A recent report from the United Nation’s Special Rapporteur on the Right to Food and the Special Rapporteur on Human Rights and Hazardous Substances and Waste provided an extensive analysis of the impact of the HHPs on human rights. It affirmed that “Hazardous pesticides impose substantial costs on Governments and have catastrophic impacts on the environment, human health and society as a whole, implicating a number of human rights and putting certain groups at elevated risk of rights abuses".

The report concluded that international community should "Generate policies to reduce pesticide use worldwide and develop a framework for the banning and phasing-out of highly hazardous pesticides;" Sources FAO’s site on Highly Hazardous Pesticides, at http://www.fao.org/agriculture/crops/thematic-sitemap/theme/pests/code/hhp/en/. UN Human Rights Council, The Report of the Special Rapporteur on the Right to Food, 24 January, 2017, A/HRC/34/48. https://documents-dds-ny.un.org/doc/UNDOC/GEN/G17/017/85/PDF/G1701785.pdf?OpenElement

We are currently working in the WHO’s South-East Asian region with pesticide regulators to assess the impact of HHPs in their countries, initiate public dialogue, and identify the most harmful pesticides that need to be banned to protect people’s lives.

You could make a difference by spreading the message and talking with friends and colleagues about pesticide suicides. You could donate to our cause and volunteer with us. Please like us on Facebook and tweet about pesticide suicides.

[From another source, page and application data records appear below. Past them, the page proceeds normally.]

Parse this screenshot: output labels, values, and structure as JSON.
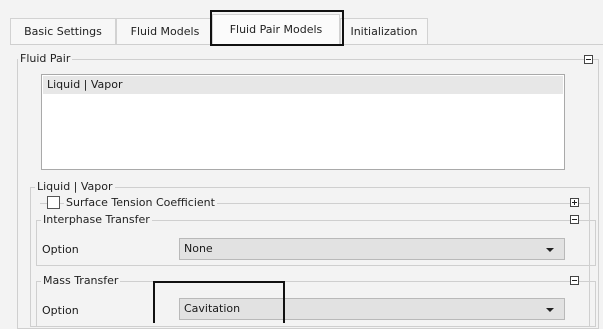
{
  "tabs": [
    {
      "label": "Basic Settings"
    },
    {
      "label": "Fluid Models"
    },
    {
      "label": "Fluid Pair Models"
    },
    {
      "label": "Initialization"
    }
  ],
  "fluid_pair": {
    "title": "Fluid Pair",
    "list_items": [
      "Liquid | Vapor"
    ]
  },
  "pair_section": {
    "title": "Liquid | Vapor",
    "surface_tension_label": "Surface Tension Coefficient",
    "surface_tension_checked": false,
    "interphase": {
      "title": "Interphase Transfer",
      "option_label": "Option",
      "option_value": "None"
    },
    "mass_transfer": {
      "title": "Mass Transfer",
      "option_label": "Option",
      "option_value": "Cavitation"
    }
  }
}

The issue has been neglected for so long. However, change is occurring with major benefits for rural communities across the world.